Sporting a beret and a typically wry smile, the face of the heir to the British throne made a surprise appearance in Milan, emblazoned on the T-shirt the veteran designer wore as she took the applause at the end of her 2015-16 autumn/winter show.
"I've been a big fan of Prince Charles for a long time and I have spoken to him and even tried to help him sometimes with getting support for his project to save the rainforests," Westwood told AFP-TV.
"He invited me to come and see him at (the prince's country residence) Highgrove, I've had quite long chats with Prince Charles - I think he's absolutely wonderful."
Westwood, whose designs helped shape the look of British punks in the 1970s, added: "He's a visionary. Right back in the 1970s as a young man, he realised we have to live in harmony with the earth.
"And all his charities have made such a difference, they've really helped people, they're very practical and solid things, they build communities, support people. It really works on a very human way all his charities. We would have a wonderful world if he had ruled it in all that time.
Westwood's husband, the Austrian designer Andreas Kronthaler, is also a fan, describing the prince as both charismatic and stylish.
"I really like his dress sense, his clothing. He has a very traditional old English gentleman's way of dressing," Kronthaler said.
"He'd wear jackets with holes in them, that are moth-eaten and that are sometimes 20 or 30 years old; he gets his stuff mended... I really like that a lot."
Westwood, now 73, was made a dame for services to fashion by Charles's mother Queen Elizabeth II, in 2006.
She said her latest collection was partly inspired by the heir's fondness for the bespoke tailoring of London's Savile Row, despite the conservatism of that look apparently being at odds with her history of anti-establishment politics and stunts.
"Savile Row, that is a standard and I'm very glad we've got that standard of dress because otherwise men would look like women, they would just wear anything," Westwood said.
"Rules are always very good to break and you can make it very personal looking with your neck tie and all kinds of choices, with textures and shirts.
I love the Savile Row look and that's what he wears. I know he likes uniforms as well. But all men don't stick to that standard terribly well, they definitely break it."
Kronthaler described the collection as very British.
"The British love their countryside and they love to pretend, even in the middle of London, that they're in the middle of the Highlands - the gardens, the stupid big Range Rovers, Wellington boots.
"The message overall is what we've been promoting for years: buy less, chose well, make it last."
As well as backing Prince Charles's environmental concerns, the designer couple are also currently engaged in a fight to protect the last surviving gorillas in the wilds of Congo.
"People are going in there trying to go for the oil and the shale gas.
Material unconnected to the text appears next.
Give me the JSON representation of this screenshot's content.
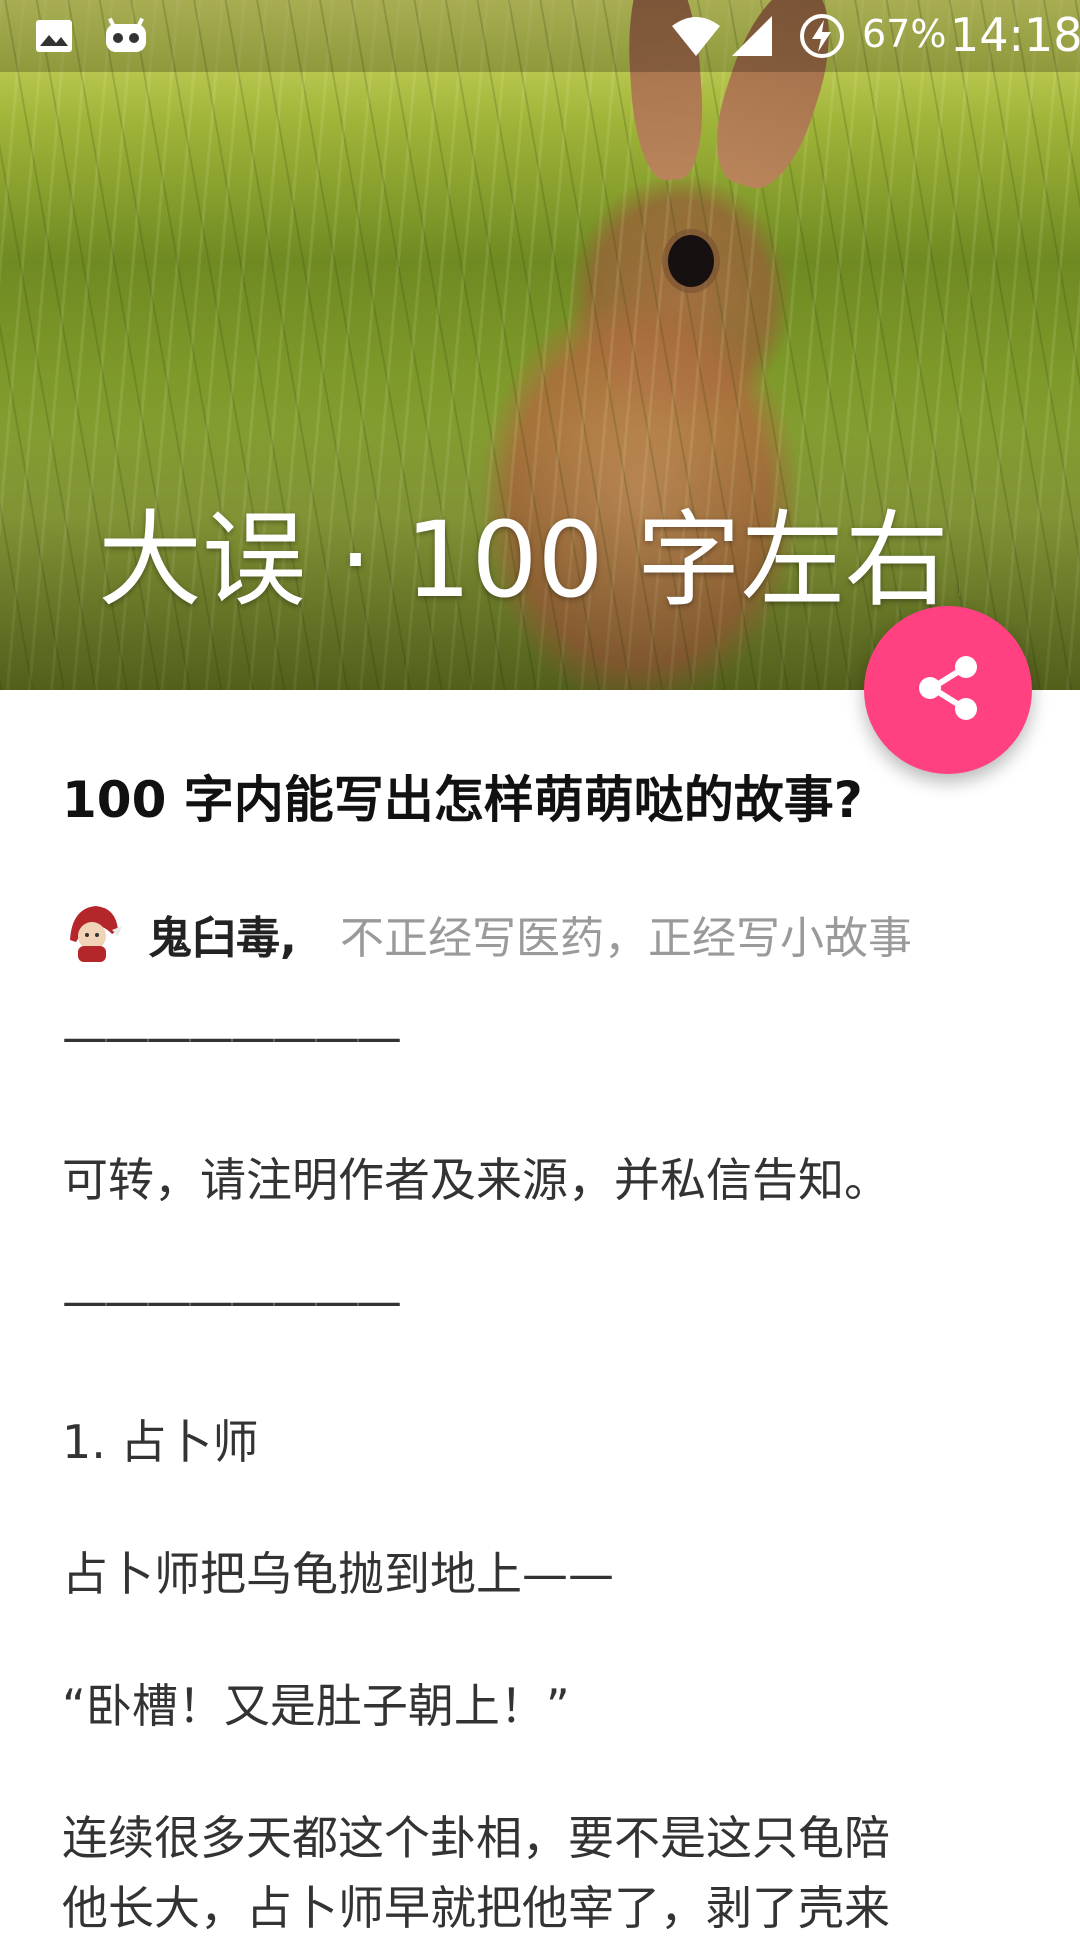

There are people there who are trying to defend this park - it's just insane what they're up to again, some of these big companies," said Kronthaler."